There are solutions that can be effective for many of these kids. If the challenges are minimal and the child is motivated, some of the following suggestions may bridge the gap and improve their performance:
Play with Play-Doh!
Improving overall hand strength, including the smaller muscles in the hand, will help prevent fatigue and increase muscular endurance. Have your child play with Play-Doh or 3 to 4 containers of silly putty at the same time. Making large and small balls, rolling out snakes, and using tools to ‘work’ the Play-Doh will all help strengthen the hands.
Count Your Pennies
Coordination of the fingers plays a big part in handwriting. The ability to manipulate objects with coordination and accuracy will greatly improve the accuracy of letter formation. Try playing with pennies and nickels, picking them up from the table and transferring them from the palm to the finger within the hand. Using a small coin bank with a slim slot will encourage the use of finger tips for accuracy of placement.
Arts and Crafts
Cutting small items, beading or working to glue small items will all help to develop awareness and coordination of the hands and fingers. Whether it is cutting out shapes from paper plates, or coloring in small spaces, craft time is a great way to help kids with hand skills.
Tools Make a Difference
Minor equipment changes can also help with handwriting. Using crayons broken into 3 smaller pieces or very small pencils prevents ‘over gripping,’ and will encourage use of fingertips and result in more accuracy. You can also try one of the many different pencil grips available on the market. There is no one magical grip that works for everyone. Try several of them and stick with one of it makes a noticeable difference. You don’t want your child becoming dependent on this grip, so limit it to either only homework time, or only school time.
Each of these is offered as suggestions and may not, independently solve the problem. Your child may need more involved help. If this is the case, occupational therapy may be necessary.
If you are concerned with the overall development of your child, contact Kid’s Place for a Complimentary Developmental Assessment. Our complimentary developmental assessment is a 15 – 30 minute exam performed by a licensed physical, occupational, or speech therapist. They will assess developmental concerns with respect to gross motor, fine motor, or speech. Based on these results, our therapists will make recommendations for your next steps. This may include following up with a medical doctor. Additionally, they may show you simple exercises for the home to improve physical development.

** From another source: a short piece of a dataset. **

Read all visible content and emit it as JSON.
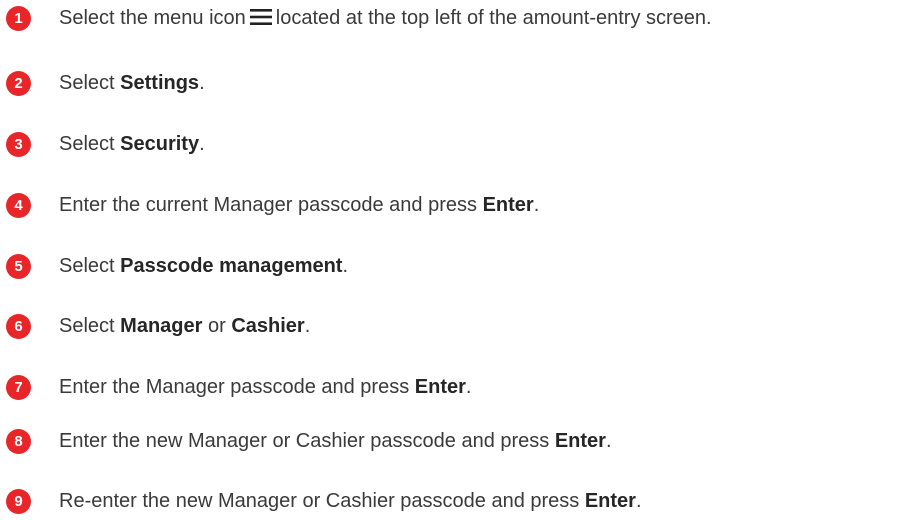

To schedule a Complimentary Injury and Performance Screen or for more information, simply call (623) 229-7808. Appointments are a requirement.

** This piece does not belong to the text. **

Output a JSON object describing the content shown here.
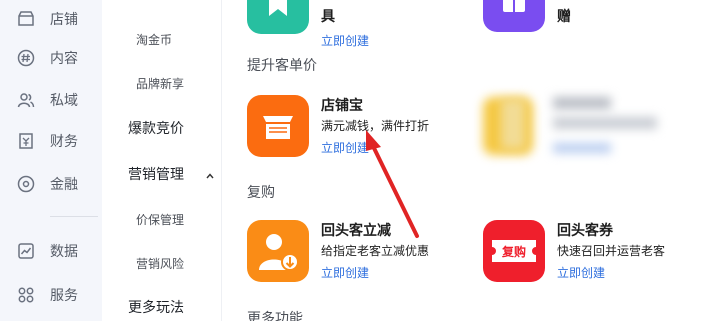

You can view the complete article as well as many others with helpful advice by visiting the AZOPT blog